Dr. Richard Pyle and E.H. Chave first reported the presence of a species the butterflyfish genus Prognathodes in the Hawaiian Islands at depths of 106–187 meters, based on video and observations from research submersibles operated by the Hawaii Undersea Research Laboratory (HURL). They noted its similarity to P. guezei, a species then known only from the two type specimens collected at a depth of 80 meters off Réunion Island in the western Indian Ocean.
While conducting an exploratory dive using a mixed-gas closed-circuit rebreather off the south shore of O‘ahu (Main Hawaiian Islands) on May 17, 1998, Dr. Pyle observed (but was unable to collect) a group of three Prognathodes near an undercut limestone ledge at a depth of 114 meters. Two weeks later, with the assistance of Peter K. Basabe, Dr. Pyle collected the first specimen of this species at a depth of 120 meters near Kealakekua Bay on the Kona coast of the island of Hawai‘i. The following day he collected several more individuals at a depth of 115 meters near the O‘ahu site. All of the collected individuals were brought to the surface alive and maintained in captivity. Unfortunately, when they eventually died, only one was preserved, and it was too badly deteriorated to serve as a type specimen.

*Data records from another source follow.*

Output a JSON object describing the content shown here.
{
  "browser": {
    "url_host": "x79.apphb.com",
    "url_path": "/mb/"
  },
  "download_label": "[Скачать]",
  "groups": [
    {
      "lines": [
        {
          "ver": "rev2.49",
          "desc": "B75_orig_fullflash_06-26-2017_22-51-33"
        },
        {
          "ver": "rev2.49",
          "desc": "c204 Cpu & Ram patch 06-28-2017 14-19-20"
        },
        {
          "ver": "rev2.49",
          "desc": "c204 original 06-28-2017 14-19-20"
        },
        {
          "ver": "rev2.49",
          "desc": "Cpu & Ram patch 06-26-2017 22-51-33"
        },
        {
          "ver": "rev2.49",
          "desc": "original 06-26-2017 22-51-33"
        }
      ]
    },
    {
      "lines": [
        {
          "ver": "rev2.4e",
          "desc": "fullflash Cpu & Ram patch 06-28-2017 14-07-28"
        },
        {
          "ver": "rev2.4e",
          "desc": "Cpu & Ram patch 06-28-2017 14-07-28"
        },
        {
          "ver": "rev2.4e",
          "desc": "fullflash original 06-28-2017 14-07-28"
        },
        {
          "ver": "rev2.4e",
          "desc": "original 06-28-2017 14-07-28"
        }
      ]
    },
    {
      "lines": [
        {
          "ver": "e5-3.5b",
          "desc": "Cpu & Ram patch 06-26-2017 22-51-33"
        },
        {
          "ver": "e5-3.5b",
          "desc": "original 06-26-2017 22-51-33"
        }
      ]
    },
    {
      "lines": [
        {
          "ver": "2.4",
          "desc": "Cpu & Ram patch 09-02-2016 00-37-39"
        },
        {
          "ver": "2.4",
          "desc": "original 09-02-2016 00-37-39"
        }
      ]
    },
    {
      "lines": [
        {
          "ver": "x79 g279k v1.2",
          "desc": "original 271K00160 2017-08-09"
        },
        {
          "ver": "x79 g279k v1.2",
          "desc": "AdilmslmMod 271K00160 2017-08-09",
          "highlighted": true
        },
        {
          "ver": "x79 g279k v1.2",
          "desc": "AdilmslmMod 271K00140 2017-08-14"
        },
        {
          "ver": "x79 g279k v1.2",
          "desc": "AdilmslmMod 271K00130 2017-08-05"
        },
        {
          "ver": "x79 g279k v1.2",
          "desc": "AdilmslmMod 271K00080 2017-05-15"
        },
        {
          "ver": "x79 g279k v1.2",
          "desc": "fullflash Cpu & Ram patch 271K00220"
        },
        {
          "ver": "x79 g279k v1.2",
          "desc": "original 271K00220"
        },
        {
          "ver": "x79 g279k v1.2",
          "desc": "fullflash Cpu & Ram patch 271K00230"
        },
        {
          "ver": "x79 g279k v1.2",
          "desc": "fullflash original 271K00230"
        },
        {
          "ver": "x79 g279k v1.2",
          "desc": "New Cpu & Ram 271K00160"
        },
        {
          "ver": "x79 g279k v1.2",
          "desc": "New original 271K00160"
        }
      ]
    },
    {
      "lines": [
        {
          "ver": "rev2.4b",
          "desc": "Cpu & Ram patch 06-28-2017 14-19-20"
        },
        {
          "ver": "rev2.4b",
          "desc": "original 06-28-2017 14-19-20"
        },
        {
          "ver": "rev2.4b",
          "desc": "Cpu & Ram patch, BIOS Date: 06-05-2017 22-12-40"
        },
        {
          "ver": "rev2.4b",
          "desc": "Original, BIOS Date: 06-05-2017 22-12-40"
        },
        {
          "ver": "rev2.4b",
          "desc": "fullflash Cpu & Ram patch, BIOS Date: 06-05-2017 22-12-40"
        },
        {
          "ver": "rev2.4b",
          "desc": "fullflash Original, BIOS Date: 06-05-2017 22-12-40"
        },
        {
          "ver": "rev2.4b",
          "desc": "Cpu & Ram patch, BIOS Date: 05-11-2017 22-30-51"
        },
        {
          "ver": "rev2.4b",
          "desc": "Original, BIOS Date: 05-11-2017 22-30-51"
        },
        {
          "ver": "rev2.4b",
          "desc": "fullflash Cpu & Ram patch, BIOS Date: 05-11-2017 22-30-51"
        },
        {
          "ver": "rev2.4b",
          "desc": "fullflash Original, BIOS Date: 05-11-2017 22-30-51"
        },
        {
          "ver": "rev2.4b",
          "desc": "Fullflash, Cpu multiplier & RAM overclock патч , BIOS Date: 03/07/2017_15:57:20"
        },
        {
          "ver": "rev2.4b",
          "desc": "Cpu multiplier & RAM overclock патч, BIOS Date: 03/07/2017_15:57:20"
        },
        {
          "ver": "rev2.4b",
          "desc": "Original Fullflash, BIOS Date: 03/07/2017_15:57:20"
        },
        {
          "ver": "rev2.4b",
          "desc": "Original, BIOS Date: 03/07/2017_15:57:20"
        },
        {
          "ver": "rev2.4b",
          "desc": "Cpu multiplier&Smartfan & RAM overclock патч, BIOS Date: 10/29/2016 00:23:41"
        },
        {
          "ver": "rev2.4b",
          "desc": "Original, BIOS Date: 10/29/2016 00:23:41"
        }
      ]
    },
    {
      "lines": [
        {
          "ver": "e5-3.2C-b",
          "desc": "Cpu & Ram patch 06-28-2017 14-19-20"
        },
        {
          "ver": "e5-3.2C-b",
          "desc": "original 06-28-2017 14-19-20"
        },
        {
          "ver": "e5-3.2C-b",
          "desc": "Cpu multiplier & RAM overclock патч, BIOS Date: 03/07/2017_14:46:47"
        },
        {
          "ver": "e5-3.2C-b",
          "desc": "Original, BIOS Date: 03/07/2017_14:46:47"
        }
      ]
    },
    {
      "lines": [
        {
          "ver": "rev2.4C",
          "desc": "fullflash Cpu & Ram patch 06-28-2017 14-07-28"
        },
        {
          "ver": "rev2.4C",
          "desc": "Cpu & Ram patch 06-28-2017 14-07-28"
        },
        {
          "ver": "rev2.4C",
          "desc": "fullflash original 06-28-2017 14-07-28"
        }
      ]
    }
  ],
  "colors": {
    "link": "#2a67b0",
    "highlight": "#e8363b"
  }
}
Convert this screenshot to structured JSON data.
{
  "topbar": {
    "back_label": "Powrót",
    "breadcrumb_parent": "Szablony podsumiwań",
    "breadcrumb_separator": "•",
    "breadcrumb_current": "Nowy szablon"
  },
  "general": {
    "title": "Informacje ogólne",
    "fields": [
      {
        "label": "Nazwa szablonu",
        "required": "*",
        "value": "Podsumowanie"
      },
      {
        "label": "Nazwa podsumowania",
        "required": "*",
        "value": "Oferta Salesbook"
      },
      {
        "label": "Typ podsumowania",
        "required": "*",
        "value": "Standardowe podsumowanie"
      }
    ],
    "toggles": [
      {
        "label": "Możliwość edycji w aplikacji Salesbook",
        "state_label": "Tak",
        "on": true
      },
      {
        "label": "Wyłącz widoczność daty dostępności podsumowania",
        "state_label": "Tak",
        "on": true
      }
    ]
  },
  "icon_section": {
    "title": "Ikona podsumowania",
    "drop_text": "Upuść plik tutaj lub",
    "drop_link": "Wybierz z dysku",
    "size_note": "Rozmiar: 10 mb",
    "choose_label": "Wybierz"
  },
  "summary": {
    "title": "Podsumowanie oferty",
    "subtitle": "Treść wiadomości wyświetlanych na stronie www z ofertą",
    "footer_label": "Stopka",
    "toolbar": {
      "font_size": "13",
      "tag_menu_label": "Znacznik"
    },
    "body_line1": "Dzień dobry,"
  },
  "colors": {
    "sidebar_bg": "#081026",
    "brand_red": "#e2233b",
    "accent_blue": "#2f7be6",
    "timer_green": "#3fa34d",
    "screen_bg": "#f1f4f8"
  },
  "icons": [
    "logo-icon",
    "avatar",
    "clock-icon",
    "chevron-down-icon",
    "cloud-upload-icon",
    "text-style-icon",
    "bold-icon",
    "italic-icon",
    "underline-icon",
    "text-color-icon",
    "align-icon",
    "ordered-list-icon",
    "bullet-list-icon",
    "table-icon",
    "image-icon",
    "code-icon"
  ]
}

In September of 2015, Dr. Pyle and Dr. Randall Kosaki were able to collect three more specimens at the same site off Pearl and Hermes Atoll where the three specimens had been collected in 2009, and obtain additional tissue samples for genetic analyses. Based on an examination of both morphological and genetic characters of the six Hawaiian specimens, as well as comparisons with the two specimens from Palau and Prognathodes guezei, they were able to confirm that the Hawaiian population represents a new species, distinct from both P. guezei and the undescribed Palauan species. They described the Hawaiian population as the new species, Prognathodes basabei. The three butterflyfish pictured above are the same three collected in September 2015, and they currently live in Bishop Museum’s Science Adventure Center! Be sure to check out this unique specimen on your next visit!